Which lines of the records below contain the string "Ważny"? Report each of them.
↓
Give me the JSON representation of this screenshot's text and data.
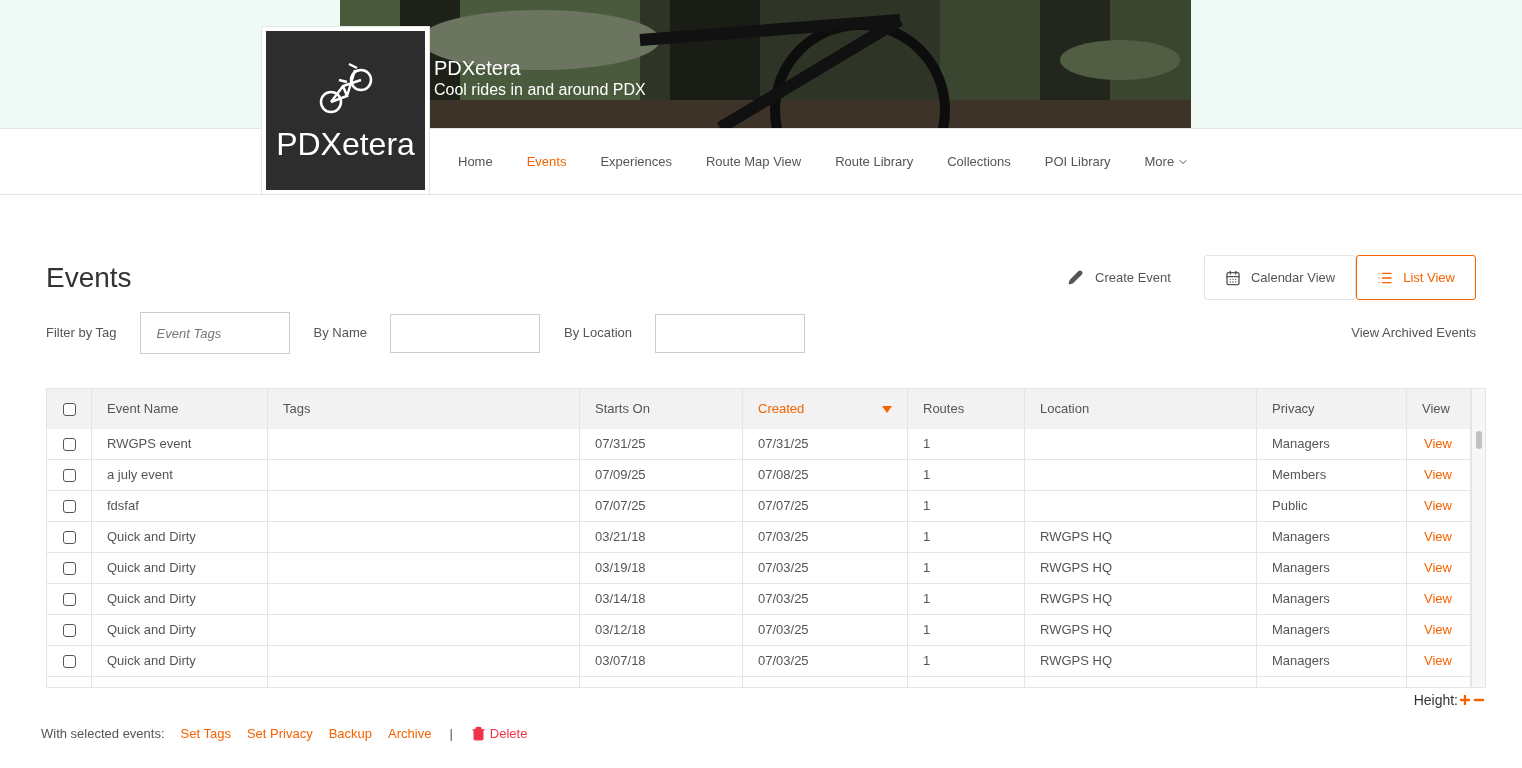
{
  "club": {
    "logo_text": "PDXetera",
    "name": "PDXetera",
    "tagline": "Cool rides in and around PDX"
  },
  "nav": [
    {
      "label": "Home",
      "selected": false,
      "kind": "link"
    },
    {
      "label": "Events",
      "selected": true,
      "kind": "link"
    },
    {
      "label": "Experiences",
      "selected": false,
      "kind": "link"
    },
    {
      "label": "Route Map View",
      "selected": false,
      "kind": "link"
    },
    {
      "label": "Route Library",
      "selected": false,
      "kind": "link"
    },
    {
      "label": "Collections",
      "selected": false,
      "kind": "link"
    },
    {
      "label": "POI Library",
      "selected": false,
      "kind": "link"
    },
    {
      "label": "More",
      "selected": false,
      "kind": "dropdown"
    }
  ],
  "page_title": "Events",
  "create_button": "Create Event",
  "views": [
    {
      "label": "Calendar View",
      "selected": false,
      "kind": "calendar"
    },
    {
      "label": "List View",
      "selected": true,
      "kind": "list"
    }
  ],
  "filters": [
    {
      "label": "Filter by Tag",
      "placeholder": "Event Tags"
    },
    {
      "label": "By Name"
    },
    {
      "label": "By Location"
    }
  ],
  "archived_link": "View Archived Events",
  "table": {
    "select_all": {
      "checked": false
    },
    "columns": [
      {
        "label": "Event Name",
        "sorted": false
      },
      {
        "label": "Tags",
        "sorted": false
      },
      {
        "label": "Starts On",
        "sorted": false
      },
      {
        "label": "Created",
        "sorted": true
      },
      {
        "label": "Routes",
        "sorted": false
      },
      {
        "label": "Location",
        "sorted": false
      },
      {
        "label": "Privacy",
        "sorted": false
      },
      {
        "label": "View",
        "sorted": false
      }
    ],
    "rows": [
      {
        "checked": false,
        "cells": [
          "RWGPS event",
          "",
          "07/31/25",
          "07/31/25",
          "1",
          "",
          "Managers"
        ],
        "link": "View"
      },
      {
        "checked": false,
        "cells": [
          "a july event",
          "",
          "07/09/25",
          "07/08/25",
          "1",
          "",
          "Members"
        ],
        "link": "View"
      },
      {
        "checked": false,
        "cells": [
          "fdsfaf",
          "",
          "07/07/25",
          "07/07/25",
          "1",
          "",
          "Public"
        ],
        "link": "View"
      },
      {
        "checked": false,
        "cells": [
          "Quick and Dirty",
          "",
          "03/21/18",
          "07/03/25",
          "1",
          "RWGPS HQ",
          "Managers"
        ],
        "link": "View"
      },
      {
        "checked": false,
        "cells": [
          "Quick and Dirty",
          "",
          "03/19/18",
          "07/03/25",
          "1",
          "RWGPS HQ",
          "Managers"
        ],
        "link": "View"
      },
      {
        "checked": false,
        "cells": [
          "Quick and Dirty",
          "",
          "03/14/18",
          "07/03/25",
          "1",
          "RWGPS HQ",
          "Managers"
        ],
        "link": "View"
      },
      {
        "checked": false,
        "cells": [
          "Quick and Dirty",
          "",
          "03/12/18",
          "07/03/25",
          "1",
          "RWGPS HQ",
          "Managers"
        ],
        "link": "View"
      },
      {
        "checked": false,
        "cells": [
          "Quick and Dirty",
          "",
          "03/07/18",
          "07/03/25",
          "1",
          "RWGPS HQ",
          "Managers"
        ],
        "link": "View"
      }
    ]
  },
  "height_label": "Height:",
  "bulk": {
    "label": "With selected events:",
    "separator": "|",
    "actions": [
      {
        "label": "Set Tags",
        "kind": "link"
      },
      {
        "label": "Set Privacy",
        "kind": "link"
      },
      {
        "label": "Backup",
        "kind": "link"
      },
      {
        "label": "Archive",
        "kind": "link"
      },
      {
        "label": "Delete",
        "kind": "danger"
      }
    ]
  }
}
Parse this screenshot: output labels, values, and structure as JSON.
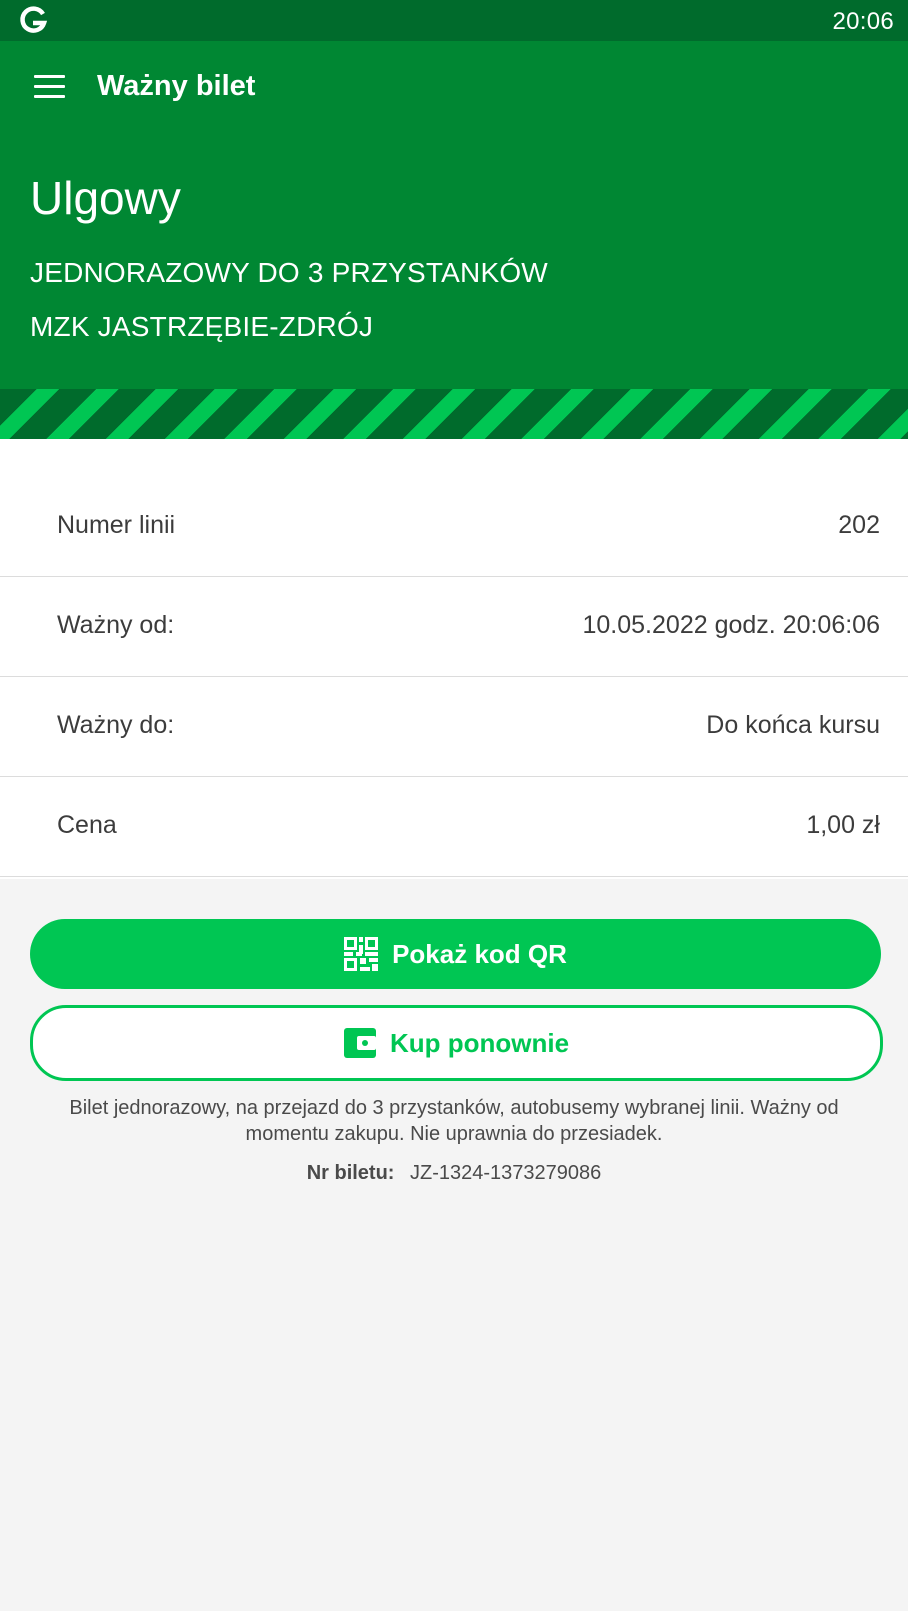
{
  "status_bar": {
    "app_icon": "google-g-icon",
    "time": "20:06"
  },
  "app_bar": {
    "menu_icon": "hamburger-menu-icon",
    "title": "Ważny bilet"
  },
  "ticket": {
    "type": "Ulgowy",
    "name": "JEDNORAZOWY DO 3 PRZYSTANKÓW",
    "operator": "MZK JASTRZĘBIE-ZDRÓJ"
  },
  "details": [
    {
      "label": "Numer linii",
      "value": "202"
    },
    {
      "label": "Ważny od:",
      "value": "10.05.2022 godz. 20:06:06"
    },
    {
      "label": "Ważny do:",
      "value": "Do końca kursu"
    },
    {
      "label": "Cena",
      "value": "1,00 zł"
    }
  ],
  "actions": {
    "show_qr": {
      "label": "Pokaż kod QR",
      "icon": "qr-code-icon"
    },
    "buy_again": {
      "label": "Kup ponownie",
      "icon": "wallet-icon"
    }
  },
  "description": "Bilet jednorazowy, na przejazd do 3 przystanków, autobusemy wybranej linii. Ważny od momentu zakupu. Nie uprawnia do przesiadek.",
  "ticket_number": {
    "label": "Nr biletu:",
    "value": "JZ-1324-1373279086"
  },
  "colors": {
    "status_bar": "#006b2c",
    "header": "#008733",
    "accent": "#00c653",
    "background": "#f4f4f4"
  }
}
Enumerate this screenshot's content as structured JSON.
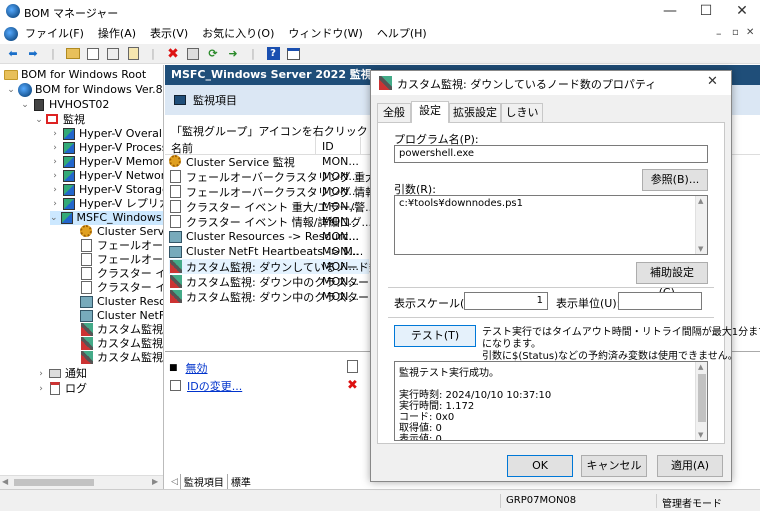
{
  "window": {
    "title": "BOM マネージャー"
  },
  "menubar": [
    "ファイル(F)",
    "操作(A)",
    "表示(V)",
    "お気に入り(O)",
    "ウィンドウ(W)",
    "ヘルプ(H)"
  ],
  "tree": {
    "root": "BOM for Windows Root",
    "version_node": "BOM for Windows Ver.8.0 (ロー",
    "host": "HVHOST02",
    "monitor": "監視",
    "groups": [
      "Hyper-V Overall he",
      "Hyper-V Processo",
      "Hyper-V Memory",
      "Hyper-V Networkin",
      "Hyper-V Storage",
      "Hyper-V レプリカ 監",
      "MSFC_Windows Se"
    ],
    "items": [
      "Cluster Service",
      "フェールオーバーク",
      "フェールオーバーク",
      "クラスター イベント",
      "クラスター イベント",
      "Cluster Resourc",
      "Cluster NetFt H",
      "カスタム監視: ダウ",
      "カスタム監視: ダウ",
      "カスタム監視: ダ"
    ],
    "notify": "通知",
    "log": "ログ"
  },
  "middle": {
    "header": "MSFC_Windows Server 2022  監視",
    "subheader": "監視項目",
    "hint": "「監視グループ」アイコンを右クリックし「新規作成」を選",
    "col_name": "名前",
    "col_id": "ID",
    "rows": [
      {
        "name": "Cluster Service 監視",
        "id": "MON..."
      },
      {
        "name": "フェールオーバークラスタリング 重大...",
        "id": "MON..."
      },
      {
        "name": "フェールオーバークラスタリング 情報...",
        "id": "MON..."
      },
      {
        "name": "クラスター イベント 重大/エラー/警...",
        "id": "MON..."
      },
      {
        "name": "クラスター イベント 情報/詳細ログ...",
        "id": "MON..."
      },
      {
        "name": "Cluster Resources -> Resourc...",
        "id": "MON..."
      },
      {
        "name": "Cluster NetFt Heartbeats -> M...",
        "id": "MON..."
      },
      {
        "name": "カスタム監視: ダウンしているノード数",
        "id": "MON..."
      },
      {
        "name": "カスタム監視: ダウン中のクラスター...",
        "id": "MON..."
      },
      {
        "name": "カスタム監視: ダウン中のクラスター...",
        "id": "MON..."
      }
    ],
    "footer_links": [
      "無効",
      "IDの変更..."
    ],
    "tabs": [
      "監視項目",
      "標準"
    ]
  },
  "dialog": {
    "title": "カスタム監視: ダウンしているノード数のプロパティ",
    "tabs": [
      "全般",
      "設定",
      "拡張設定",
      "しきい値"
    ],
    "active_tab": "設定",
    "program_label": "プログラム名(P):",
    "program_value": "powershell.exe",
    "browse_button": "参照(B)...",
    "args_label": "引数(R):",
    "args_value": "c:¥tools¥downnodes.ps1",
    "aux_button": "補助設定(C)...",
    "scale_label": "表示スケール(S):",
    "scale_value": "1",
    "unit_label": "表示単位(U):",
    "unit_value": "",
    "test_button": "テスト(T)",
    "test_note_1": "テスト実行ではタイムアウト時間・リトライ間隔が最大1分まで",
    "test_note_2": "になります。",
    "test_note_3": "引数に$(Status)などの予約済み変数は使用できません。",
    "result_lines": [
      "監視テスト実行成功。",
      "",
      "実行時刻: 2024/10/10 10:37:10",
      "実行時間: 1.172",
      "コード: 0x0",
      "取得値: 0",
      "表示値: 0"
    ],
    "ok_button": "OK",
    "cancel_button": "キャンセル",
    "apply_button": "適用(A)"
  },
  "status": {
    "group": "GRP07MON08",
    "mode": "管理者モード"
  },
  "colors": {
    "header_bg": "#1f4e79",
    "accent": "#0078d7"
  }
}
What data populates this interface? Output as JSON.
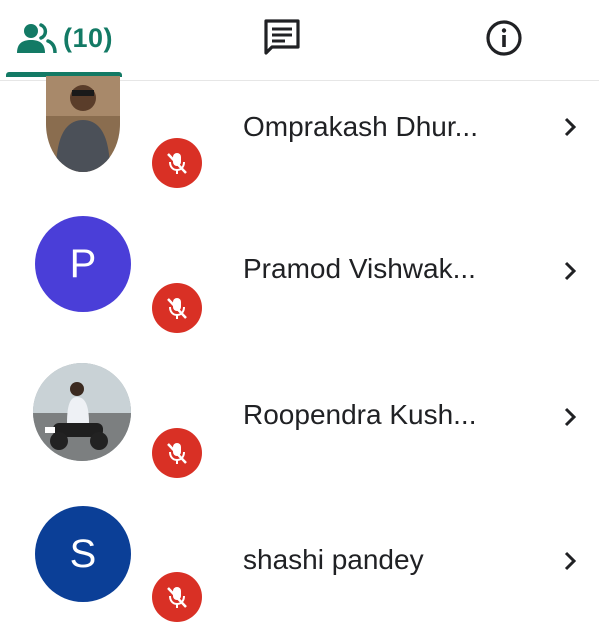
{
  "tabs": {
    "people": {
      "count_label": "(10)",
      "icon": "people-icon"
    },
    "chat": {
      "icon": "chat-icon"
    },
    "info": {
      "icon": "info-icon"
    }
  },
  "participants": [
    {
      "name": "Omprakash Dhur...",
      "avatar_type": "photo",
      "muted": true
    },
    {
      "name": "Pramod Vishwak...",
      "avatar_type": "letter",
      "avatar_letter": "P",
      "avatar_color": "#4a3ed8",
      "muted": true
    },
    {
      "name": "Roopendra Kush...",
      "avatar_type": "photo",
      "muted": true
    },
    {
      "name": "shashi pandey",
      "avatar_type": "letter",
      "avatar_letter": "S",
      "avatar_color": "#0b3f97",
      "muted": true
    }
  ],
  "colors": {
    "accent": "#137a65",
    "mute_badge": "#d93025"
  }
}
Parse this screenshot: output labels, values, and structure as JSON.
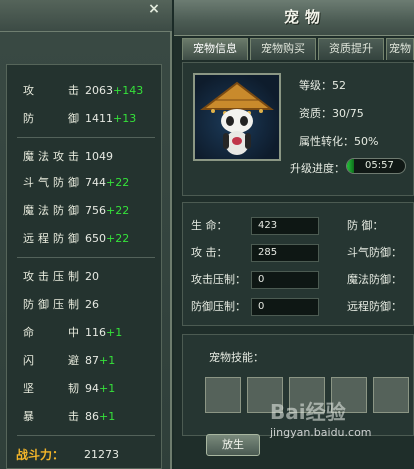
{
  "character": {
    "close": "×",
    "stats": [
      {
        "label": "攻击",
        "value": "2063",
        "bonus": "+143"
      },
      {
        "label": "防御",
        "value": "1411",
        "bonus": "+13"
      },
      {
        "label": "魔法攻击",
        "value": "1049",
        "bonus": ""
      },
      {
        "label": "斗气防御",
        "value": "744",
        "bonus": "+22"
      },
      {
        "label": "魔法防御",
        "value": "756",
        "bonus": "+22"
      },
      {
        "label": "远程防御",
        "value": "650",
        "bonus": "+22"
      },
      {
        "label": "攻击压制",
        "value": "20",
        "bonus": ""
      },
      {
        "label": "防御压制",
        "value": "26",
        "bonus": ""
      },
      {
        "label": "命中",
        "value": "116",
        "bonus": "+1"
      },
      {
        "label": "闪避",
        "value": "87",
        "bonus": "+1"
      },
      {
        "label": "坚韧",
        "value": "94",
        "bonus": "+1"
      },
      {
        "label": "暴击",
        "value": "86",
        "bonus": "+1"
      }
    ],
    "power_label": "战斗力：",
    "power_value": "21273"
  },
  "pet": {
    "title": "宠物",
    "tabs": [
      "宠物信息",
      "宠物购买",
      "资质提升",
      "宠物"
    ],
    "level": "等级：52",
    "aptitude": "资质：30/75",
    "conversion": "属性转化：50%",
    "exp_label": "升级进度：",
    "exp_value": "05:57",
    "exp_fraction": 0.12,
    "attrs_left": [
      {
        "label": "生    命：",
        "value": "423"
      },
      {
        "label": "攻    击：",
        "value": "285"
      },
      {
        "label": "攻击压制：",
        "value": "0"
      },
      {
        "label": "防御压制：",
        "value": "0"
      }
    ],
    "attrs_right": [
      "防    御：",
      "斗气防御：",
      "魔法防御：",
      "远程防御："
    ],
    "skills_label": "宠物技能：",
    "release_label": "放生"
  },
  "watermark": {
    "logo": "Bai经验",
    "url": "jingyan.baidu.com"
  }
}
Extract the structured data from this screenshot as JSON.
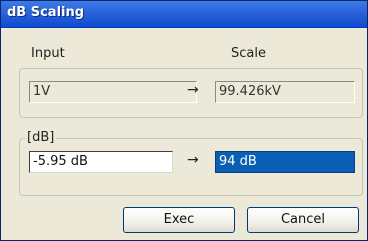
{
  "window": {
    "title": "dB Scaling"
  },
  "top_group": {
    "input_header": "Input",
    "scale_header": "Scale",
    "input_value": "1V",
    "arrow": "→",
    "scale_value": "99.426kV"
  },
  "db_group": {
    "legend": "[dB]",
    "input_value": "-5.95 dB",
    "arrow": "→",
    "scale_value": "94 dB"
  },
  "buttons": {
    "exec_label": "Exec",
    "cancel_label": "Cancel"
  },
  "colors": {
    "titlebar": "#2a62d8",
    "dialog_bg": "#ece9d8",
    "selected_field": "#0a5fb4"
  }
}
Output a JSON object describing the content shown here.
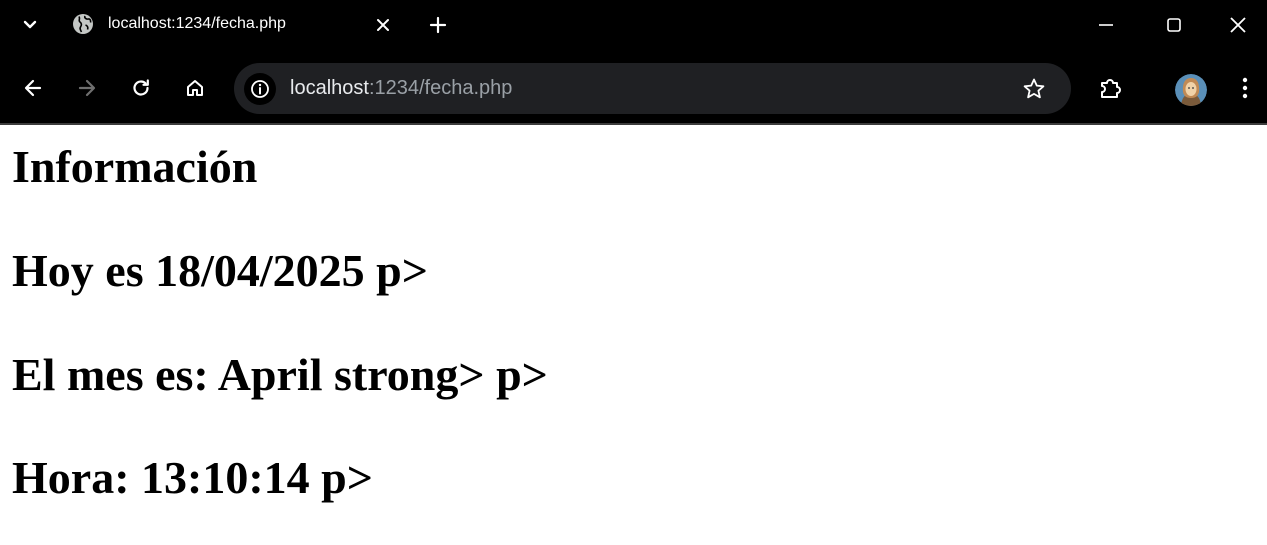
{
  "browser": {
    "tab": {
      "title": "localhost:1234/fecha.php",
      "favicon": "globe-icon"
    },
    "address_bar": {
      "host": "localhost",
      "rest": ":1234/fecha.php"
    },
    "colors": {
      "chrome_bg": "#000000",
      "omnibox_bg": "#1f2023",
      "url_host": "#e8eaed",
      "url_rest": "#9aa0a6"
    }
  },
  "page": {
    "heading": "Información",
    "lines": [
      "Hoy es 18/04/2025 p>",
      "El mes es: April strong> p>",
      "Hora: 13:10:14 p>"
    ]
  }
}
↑
Task result -
    "title": "Ważny bilet"
      "label": "Ważny od:",
      "label": "Ważny do:",
  "description": "Bilet jednorazowy, na przejazd do 3 przystanków, autobusemy wybranej linii. Ważny od momentu zakupu. Nie uprawnia do przesiadek.",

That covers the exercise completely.